Kew Gardens: drawings

Kew Gardens: a bit of history

The first nine acres of Kew Gardens were born in 1759 at the behest of Princess Augusta, mother of King George III and are located just outside London. Reachable by subway!

Older than the park was already the Kew Palace, from 1631, which today can be visited and takes the visitor to the aristocratic rooms of the 1600s.

The first projects were by the then very famous Decimus Burton and William Chambers.

Decimus Burton, a very prolific Victorian architect and landscape architect both in England and abroad, he is not a well-known designer, although many of his works are still visible in important parks in London and beyond.

In Kew Gardens are the Temperate House, the Palm House, the Waterlily House and the Pagoda.

For the structure he was inspired by shipbuilding architecture. Perhaps this is why the shape resembles the keel of an upturned ship.

William Chambers, swedish by birth, he first worked in China, absorbing its taste. Then he studied architecture in Paris and Rome, returning to England ready to open his own architecture studio. Reading her story one would like to have a life like hers.

His taste, influenced by the Chinese one, was very successful at the time, also driving the entire production of his time.

In this regard, I recommend reading the article “The book of oriental dreams“.



Let’s take a closer look at some of Kew Gardens’ greenhouses

The main greenhouses that can be visited at Kew Gardens are the aforementioned Palm House and  Temperate House, but they are not the only ones in this paradise of over 120 hectares.

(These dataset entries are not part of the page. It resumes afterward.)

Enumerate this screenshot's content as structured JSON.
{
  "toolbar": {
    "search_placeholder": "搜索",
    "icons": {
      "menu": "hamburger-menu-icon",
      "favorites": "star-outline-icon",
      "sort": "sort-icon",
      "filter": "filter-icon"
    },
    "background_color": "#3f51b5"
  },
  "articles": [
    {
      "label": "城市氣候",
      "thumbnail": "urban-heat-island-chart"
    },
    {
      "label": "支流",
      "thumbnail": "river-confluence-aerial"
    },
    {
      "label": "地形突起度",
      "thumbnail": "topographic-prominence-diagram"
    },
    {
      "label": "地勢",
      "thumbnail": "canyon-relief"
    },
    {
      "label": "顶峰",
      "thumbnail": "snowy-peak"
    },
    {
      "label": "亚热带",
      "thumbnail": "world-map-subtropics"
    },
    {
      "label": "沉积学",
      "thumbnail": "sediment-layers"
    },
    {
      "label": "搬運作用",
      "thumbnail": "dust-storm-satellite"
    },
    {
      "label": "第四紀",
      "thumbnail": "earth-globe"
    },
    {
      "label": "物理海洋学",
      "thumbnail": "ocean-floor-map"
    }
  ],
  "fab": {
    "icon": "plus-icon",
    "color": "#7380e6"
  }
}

Another large greenhouse, built in modern times, is the one inaugurated by Princess Diana and named after Princess Augusta: il Princess of Wales Conservatory.

Another small, but no less important greenhouse is the Davies Alpine House which bears the same content in its name.

These greenhouses are part of a broader research and conservation of seeds with a far-sighted vision of the future.


Kew Gardens: The tables of the original projects

Wandering around Kew Gardens sites I came across the original project drawings and as an architect (inside & outside) I wanted to save them on my pc. Now I present them to you.

The ones I have downloaded are more than 40 and they do not just tell what we see, but also the way of thinking of the time regarding the forms, the construction strategy, the distribution of spaces.

There is a lot to learn from this work. Paxton himself based this work for the Christal Palace di Brighton.

The foundations, the opening movements of the windows, the heating methods, the underground rainwater storage tanks: every detail is carefully studied.


Visit to Kew Gardens: What to see and tickets

And following such a project, what can Kew Gardens offer besides greenhouses?

Inside you will find a pine forest, woods of Magnolias, Bambu, Azaleas.

Mediterranean gardens, of Rhododendrons, of the Roses with its pergola, the formal ones of the Queen and the Duke, that of the grass (with more than 500 species of graminaceae and poaceae) two galleries of botanical art, a walk at height in the woods where you they can touch the treetops, two lakes and the water lily pond.

The Minka House, example of anti-seismic construction made entirely with plants and natural materials that was donated by Japan in 2001 following the Japanese Festival.

The Imperial Messenger’s Gate which was instead given as a gift after the Japanese-British exhibition in 1910.

In the height of the temples they have not forgotten to insert a dozen of them including a cottage. Here they study and protect bees, butterflies, birds, mushrooms and Lucanidae (a family of scarabs very common along the Thames River) and if you want to participate in the evolution of the planet you can also donate for research work.

The Pagoda unfortunately, cannot be visited and 22 years ago it lost all 80 golden dragons that decorated the tips of the roofs and that you can taste in the drawing below, but still today, with its purest Chinese style, popping up among the trees as a surprise, walking around it leaves you breathless.

When you are dead of fatigue, but happy in your eyes and in your mind, you can drag yourself to two restaurants or, in two cafes & shops where you can spend the remaining budget after paying the ticket, in magnificent souvenirs by Kew Gardens.

PS: the ticket goes from 11.00 to 21.45 £ for an adult depending on the period, the advance booking and the donation, but you will find everything on their website

Now on horseback! Work awaits us! Our new wonderful outdoor space is about to be born!

GOOD WORK and … if you have any questions please write to

Sources of images: the current floor plan comes from my book “Souvenir Guide” taken on site as well as the color photos; all the project tables including the Pagoda elevation and the original plan are from;